→ **WHAT YOU ARE ASKED TO DO**: After reading the entries below, report how many lines have the string "WLAN" in them, giving the number alone.

[Entries from a dataset of interfaces]
####################

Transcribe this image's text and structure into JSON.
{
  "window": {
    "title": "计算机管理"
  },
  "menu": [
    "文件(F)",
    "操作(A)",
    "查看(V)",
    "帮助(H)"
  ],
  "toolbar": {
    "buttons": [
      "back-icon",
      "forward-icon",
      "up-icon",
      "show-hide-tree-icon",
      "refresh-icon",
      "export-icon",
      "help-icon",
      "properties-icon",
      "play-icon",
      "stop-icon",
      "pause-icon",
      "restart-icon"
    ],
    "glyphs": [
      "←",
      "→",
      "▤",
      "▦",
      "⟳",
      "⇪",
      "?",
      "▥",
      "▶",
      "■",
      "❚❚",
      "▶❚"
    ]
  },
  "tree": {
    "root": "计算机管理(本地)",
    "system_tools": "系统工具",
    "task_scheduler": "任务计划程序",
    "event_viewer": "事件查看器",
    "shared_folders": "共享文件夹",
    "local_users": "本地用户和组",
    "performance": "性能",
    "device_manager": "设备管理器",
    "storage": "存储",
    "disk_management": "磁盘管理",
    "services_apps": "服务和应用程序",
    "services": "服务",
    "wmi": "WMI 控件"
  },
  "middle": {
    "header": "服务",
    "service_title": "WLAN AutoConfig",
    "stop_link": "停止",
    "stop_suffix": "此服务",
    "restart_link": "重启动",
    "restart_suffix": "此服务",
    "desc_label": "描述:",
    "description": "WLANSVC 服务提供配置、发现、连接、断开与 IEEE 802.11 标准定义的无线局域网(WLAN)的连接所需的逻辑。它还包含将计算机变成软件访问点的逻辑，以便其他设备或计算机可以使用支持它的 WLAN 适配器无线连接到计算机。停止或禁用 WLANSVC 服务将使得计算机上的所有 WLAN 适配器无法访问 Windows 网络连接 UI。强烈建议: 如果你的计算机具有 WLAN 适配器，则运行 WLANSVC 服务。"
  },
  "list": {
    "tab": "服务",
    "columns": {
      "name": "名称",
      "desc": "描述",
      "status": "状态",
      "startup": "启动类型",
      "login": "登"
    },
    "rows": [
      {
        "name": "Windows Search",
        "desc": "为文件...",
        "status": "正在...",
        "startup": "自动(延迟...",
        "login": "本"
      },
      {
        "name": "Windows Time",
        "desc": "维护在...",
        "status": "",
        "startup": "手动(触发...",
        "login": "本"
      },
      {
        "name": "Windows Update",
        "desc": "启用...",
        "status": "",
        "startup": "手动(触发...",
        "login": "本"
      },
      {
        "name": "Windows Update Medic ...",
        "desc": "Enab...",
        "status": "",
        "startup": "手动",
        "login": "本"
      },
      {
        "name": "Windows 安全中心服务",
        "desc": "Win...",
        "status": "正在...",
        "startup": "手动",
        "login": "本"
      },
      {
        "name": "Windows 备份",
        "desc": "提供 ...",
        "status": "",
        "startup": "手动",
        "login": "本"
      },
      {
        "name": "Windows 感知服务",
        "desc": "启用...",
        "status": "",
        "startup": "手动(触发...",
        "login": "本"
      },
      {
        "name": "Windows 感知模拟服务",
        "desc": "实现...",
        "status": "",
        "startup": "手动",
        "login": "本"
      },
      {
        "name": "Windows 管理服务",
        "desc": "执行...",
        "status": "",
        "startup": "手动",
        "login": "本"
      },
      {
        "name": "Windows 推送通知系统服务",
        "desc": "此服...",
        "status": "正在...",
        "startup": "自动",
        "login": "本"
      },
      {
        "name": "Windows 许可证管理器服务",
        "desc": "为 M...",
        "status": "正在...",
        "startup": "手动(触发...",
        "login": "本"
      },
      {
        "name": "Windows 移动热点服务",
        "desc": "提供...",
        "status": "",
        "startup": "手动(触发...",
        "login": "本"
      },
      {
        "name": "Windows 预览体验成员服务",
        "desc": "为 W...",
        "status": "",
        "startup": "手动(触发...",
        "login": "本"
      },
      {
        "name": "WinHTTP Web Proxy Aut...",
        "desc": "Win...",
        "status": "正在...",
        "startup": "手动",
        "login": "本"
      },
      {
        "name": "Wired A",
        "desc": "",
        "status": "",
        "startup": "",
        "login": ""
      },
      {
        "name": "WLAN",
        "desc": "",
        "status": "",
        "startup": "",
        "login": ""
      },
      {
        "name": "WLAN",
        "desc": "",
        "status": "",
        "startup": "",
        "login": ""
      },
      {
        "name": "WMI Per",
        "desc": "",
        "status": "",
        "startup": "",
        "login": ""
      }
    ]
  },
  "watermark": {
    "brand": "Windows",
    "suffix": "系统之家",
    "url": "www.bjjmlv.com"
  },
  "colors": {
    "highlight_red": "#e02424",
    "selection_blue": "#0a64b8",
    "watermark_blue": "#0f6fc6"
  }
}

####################

→ **EXERCISE RESULT**: 4